To complete my review of Syrah from the old world I selected, from Northern France, the Appellation Crozes- Hermitage Contrôlée Petite Ruche M. Chapoutier 2016 . Located on the surrounds of the great Hermitage Hill, known as down sized Hermitage I guessed that the petite name comes from, but it’s actually the “Petite Ruche” which means “little beehive,” an appropriate name as the vineyards were formerly used for beekeeping. Its deep ruby colour with intense blackcurrant, plum, raspberry, red berries, very fresh fruit with intense vanilla, clove, cassis, and cinnamon. I love the smell of dustiness in the wine influenced by the oak aging and of course black pepper. In the palate, long fresh fruit driven with medium acidity and super smooth tannin, is almost like a velvety texture of tannin on the tip of your mouth, with peppery finish. All is in fineness.
For the wine pairing as Shiraz aka Syrah are full body, high in tannin and acidity, we need to bear in mind to always pair it with full body flavoured food. The high tannin will best be pairied with fat in food making it excellent to pair with red meat, especially grilled or barbecued meat. A rich pasta and cheeses will also be good to pair with it. Don’t forget the black pepper character in the wine as it gives a spicy tone in the wine and will affect your food pairing. Unless you love spicy, don’t pair it with spicy and black pepper sauce in your food! My best pairings are tenderloin steak, medium rare with red wine reduction sauce, paired with delicious peppery Shiraz, the spiciness comes from the wine, the acidity contributes to the freshness in the palate, the fat lands softly in the tannin .. yum… wait until you manage to find your best pair, you will never say no to Shiraz again.
WSET Certified Educator / Head of Hatten Education Center

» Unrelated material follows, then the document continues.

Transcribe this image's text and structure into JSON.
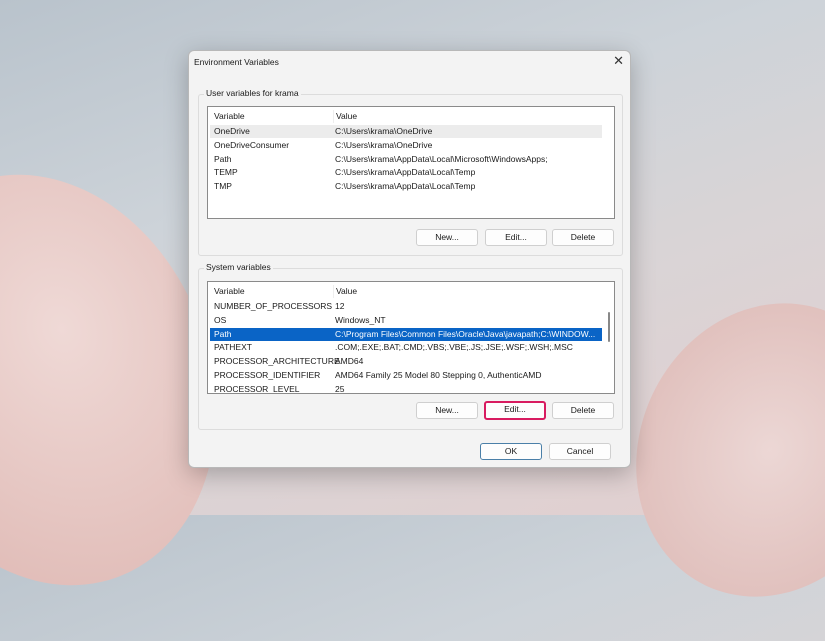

Check www.kertawidyawati.id as Widya just recently launched the fun education card deck for easy and fun learning.
www.nowjakar ta.co.id | September-Oktober 2022